“We are inspired by David Rockefeller’s legacy and guided by his belief that harnessing the American spirit of volunteerism and the power of business expertise could move people out of poverty and make countries stronger and more resilient,” said Tom Miller, president and CEO of IESC.
The billionaire banker and philanthropist was the last surviving grandson of John D. Rockefeller, the Standard Oil tycoon and head of one of the richest and most powerful in families the nation’s history.
After earning a degree from Harvard and a Ph.D. from the University of Chicago, Rockefeller enlisted in the U.S. Army in 1942 and was discharged a captain in 1945, having been awarded the U.S. Legion of Merit, the U.S. Army Commendation Ribbon and the French Legion of Honor.
David Rockefeller was a legend in so many ways, and I’m glad his magic extended to the creation of IESC. — Tom Miller, IESC President and CEO
After the war he began his career in banking. By 1961, he had moved through the ranks to become president and chairman of the board of Chase Manhattan Bank.
A few years later, at the height of his career, Mr. Rockefeller gave a talk in Brazil at an international management conference in which he presented the idea of an American task force to strengthen global private enterprise. Modeled on President Kennedy’s vision for the Peace Corps, founded in 1961, this task force would field experienced business executives in developing countries and emerging markets to share expertise and advice.
Together with Sol Linowitz, head of Xerox, William Paley, head of CBS, and about a half dozen other giants of American business, Rockefeller founded the International Executive Service Corps, which was formally launched by President Johnson in the White House Rose Garden in June 1964.

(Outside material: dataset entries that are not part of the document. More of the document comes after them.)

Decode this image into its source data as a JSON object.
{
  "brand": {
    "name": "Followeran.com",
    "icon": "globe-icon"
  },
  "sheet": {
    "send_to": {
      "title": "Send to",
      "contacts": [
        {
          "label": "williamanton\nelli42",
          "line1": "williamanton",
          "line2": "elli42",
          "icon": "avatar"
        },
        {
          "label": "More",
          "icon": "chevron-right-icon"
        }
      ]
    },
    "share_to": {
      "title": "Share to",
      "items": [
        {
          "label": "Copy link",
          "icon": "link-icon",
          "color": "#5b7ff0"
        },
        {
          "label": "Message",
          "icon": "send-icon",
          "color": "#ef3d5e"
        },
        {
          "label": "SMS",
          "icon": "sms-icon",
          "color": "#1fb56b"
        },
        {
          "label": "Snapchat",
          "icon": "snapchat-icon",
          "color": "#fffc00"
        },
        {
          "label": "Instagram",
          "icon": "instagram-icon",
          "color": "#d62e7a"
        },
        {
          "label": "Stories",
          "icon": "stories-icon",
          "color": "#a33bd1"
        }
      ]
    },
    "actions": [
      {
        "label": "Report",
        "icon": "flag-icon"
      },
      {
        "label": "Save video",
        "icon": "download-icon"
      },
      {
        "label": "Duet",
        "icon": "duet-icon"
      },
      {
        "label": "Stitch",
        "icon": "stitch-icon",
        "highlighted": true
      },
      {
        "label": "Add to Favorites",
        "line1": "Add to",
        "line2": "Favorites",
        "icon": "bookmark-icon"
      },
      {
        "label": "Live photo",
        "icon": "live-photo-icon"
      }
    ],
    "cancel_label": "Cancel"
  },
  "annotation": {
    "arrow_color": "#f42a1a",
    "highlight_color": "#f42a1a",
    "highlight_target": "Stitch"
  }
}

David Rockefeller and his co-founders committed to focus on small and medium enterprises, which they believed were the hard-working engines of innovation, growth, and job creation. But, Mr. Rockefeller said, IESC would consider “any project likely to strengthen the local business community or improve the environment” for business.

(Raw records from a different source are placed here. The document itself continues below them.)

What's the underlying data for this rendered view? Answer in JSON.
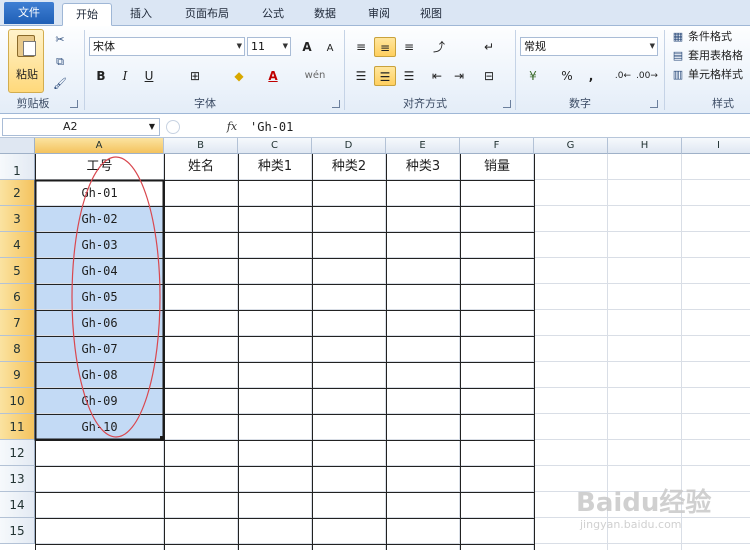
{
  "tabs": [
    "文件",
    "开始",
    "插入",
    "页面布局",
    "公式",
    "数据",
    "审阅",
    "视图"
  ],
  "ribbon": {
    "clipboard": {
      "paste_label": "粘贴",
      "group_label": "剪贴板"
    },
    "font": {
      "name": "宋体",
      "size": "11",
      "bold": "B",
      "italic": "I",
      "underline": "U",
      "group_label": "字体",
      "grow": "A",
      "shrink": "A"
    },
    "align": {
      "group_label": "对齐方式"
    },
    "number": {
      "format": "常规",
      "percent": "%",
      "comma": ",",
      "group_label": "数字"
    },
    "styles": {
      "conditional": "条件格式",
      "table_format": "套用表格格",
      "cell_styles": "单元格样式",
      "group_label": "样式"
    }
  },
  "formula_bar": {
    "name_box": "A2",
    "fx": "fx",
    "content": "'Gh-01"
  },
  "columns": [
    "A",
    "B",
    "C",
    "D",
    "E",
    "F",
    "G",
    "H",
    "I"
  ],
  "rows": [
    "1",
    "2",
    "3",
    "4",
    "5",
    "6",
    "7",
    "8",
    "9",
    "10",
    "11",
    "12",
    "13",
    "14",
    "15"
  ],
  "header_row": [
    "工号",
    "姓名",
    "种类1",
    "种类2",
    "种类3",
    "销量"
  ],
  "codes": [
    "Gh-01",
    "Gh-02",
    "Gh-03",
    "Gh-04",
    "Gh-05",
    "Gh-06",
    "Gh-07",
    "Gh-08",
    "Gh-09",
    "Gh-10"
  ],
  "selection": {
    "range": "A2:A11",
    "color": "#c3daf5",
    "active_color": "#ffffff"
  },
  "annotation": {
    "color": "#d9474e",
    "shape": "ellipse"
  },
  "watermark": {
    "main": "Baidu经验",
    "sub": "jingyan.baidu.com"
  }
}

This holds true 52 years later. Since 1964, IESC has catalyzed the growth of small and medium businesses worldwide and strengthened public and private institutions that support business. We have completed 25,000 technical assistance assignments, created or preserved more than 1.5 million jobs, and worked in more than 135 countries.
In 1998, David Rockefeller and Sol Linowitz were awarded the Presidential Medal of Freedom, the nation’s highest civilian honor, in part for their service in founding IESC, according to remarks by President Bill Clinton.

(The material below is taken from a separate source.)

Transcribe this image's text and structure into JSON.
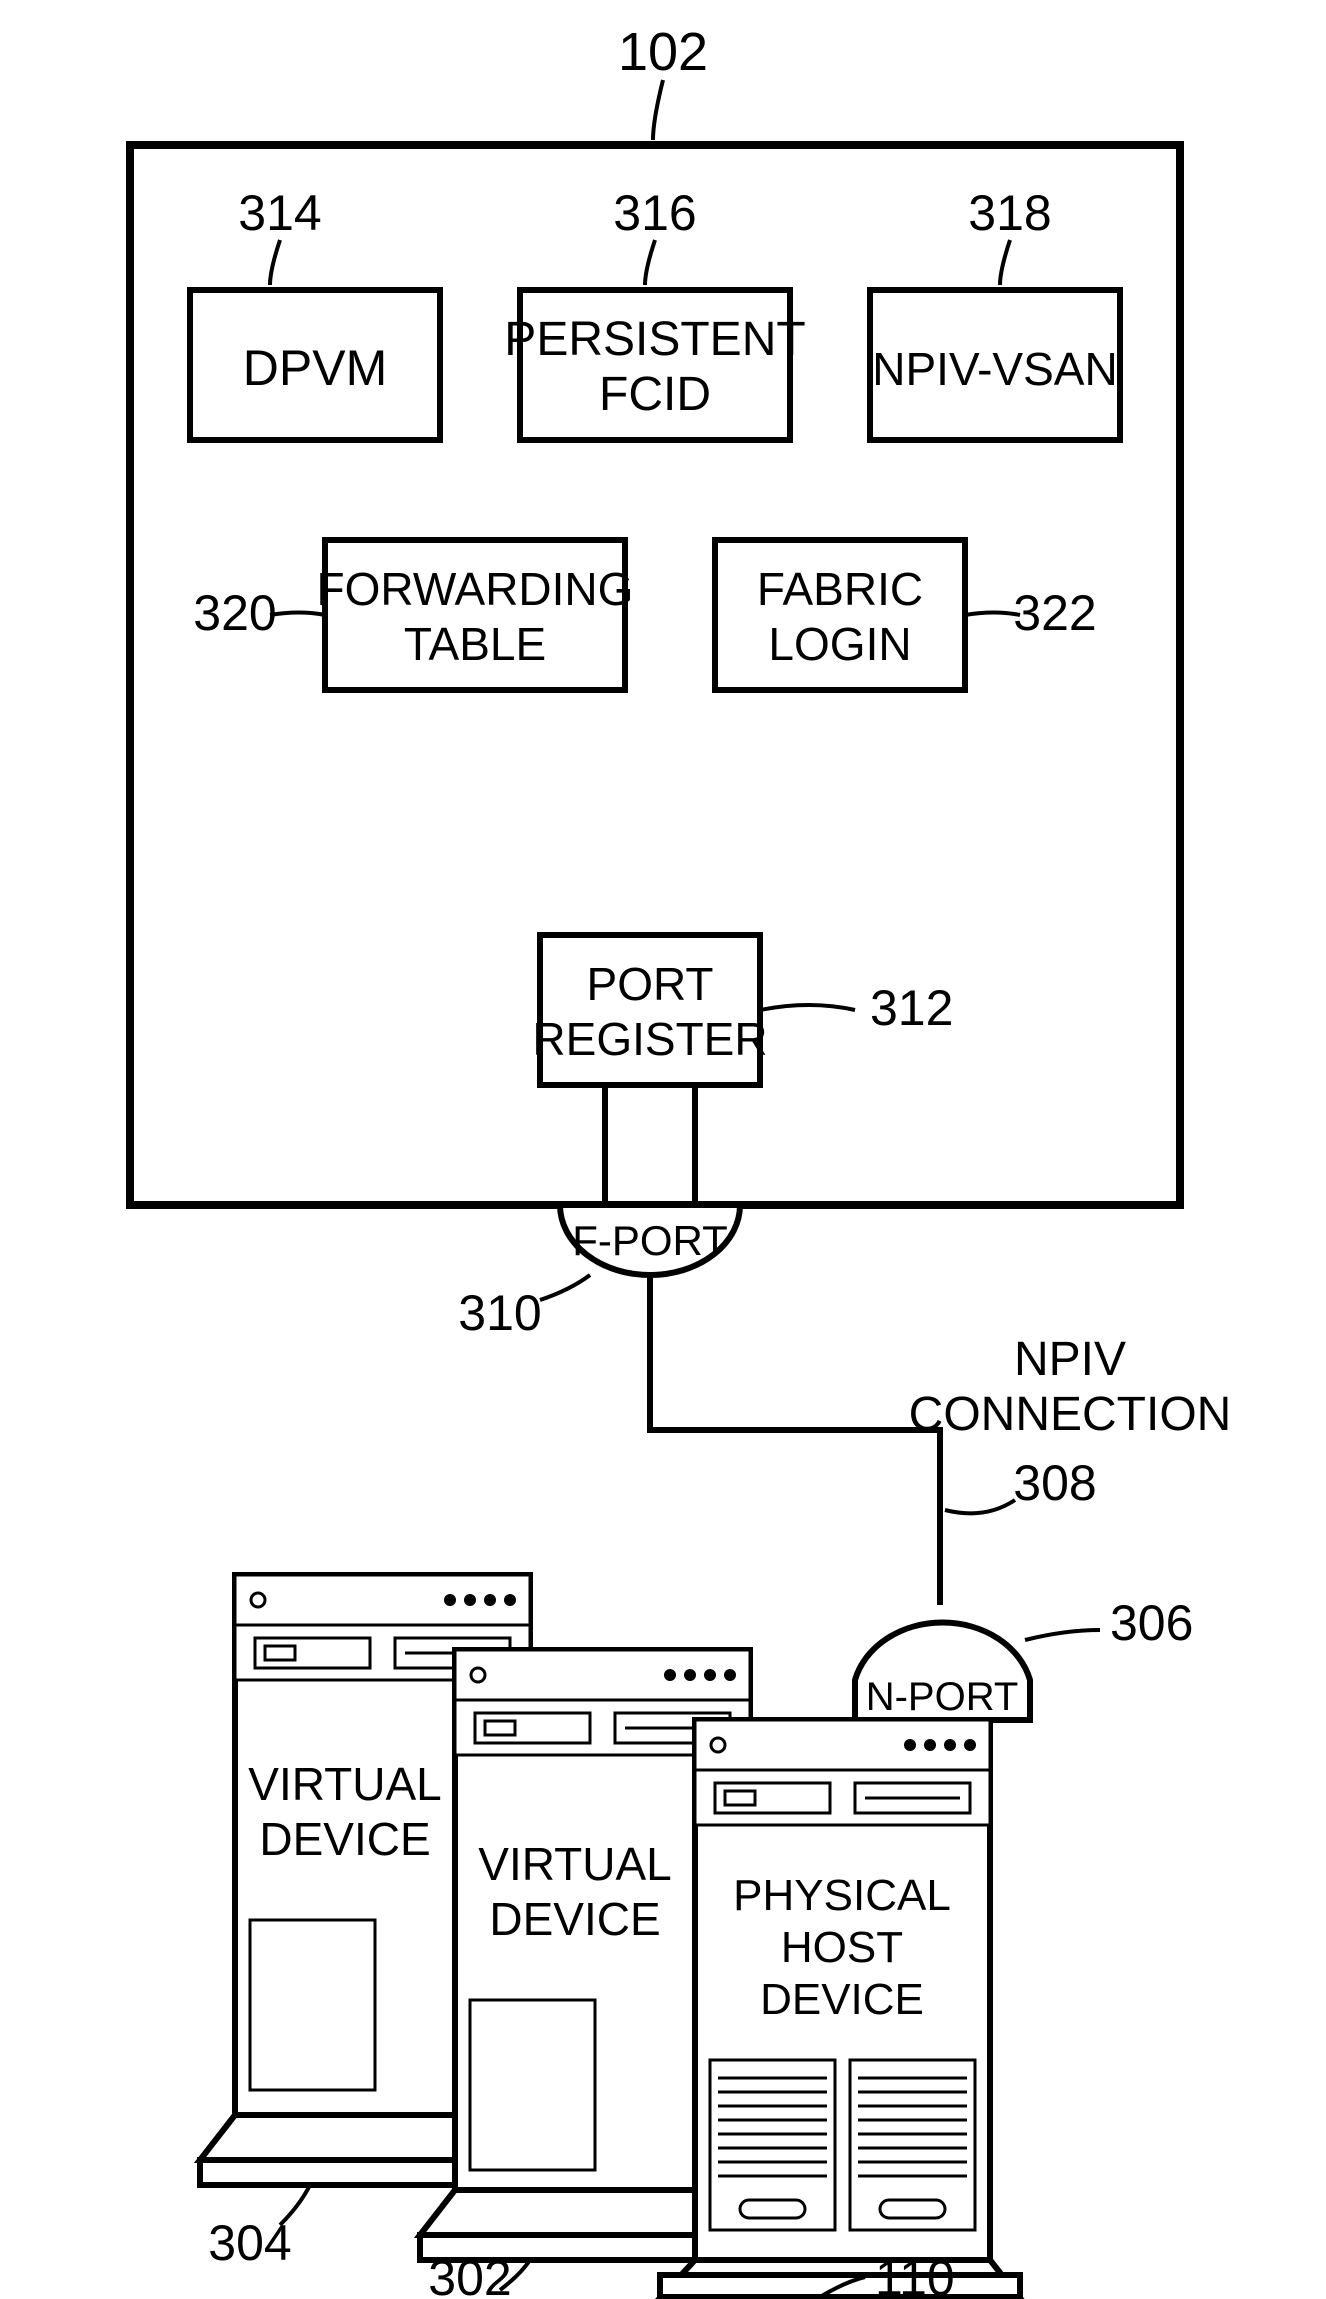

Rockefeller’s legacy lives on at IESC in a number of tangible ways. His nephew, Richard Aldrich, Jr., serves on the board of directors. The central conference room at the IESC home office is named after him, and in 1992 IESC established an award in his honor, the aptly named “Spirit of Service” award, given for outstanding and continuing contributions to IESC.
“Every time Mr. Rockefeller visited IESC, he always amazed me with his knowledge of current IESC programs and staff achievements. He could talk at length and in detail about specific volunteer projects,” said Jude Halleran, former IESC senior vice president of operations. “His pride in IESC’s mission was genuine.”
Everyone at IESC is saddened by his passing and we offer our deepest condolences to his family and friends.
“David Rockefeller was a legend in so many ways, and I’m glad his magic extended to the creation of IESC,” President Miller said. “He will be missed for the many things he did to make this a better world and by the many people whose lives he touched.”
Watch David Rockefeller's video address on the occasion of IESC's 50th anniversary